Copy out all lines in the material below that contain the string "category".
BEGIN SOURCE DATA
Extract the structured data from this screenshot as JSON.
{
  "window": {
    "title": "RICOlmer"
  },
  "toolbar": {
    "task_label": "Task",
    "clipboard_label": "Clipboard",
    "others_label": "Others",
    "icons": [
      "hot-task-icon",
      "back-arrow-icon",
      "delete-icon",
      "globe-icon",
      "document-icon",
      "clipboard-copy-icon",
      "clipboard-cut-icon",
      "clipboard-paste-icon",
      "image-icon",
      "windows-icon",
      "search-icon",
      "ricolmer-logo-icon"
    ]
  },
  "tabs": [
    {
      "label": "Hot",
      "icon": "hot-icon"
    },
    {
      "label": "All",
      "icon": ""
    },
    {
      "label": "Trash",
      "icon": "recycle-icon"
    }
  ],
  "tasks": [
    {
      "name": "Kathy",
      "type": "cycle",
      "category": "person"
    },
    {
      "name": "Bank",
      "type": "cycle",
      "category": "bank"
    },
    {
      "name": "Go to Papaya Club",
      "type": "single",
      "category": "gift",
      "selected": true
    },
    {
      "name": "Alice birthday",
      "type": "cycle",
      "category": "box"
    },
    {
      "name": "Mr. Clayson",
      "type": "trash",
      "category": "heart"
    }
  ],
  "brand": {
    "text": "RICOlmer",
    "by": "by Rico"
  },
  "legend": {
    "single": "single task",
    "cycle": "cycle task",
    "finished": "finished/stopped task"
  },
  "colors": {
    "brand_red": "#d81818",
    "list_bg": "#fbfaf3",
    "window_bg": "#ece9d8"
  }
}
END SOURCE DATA
SOLVED PROBLEM:
      "category": "person"
      "category": "bank"
      "category": "gift",
      "category": "box"
      "category": "heart"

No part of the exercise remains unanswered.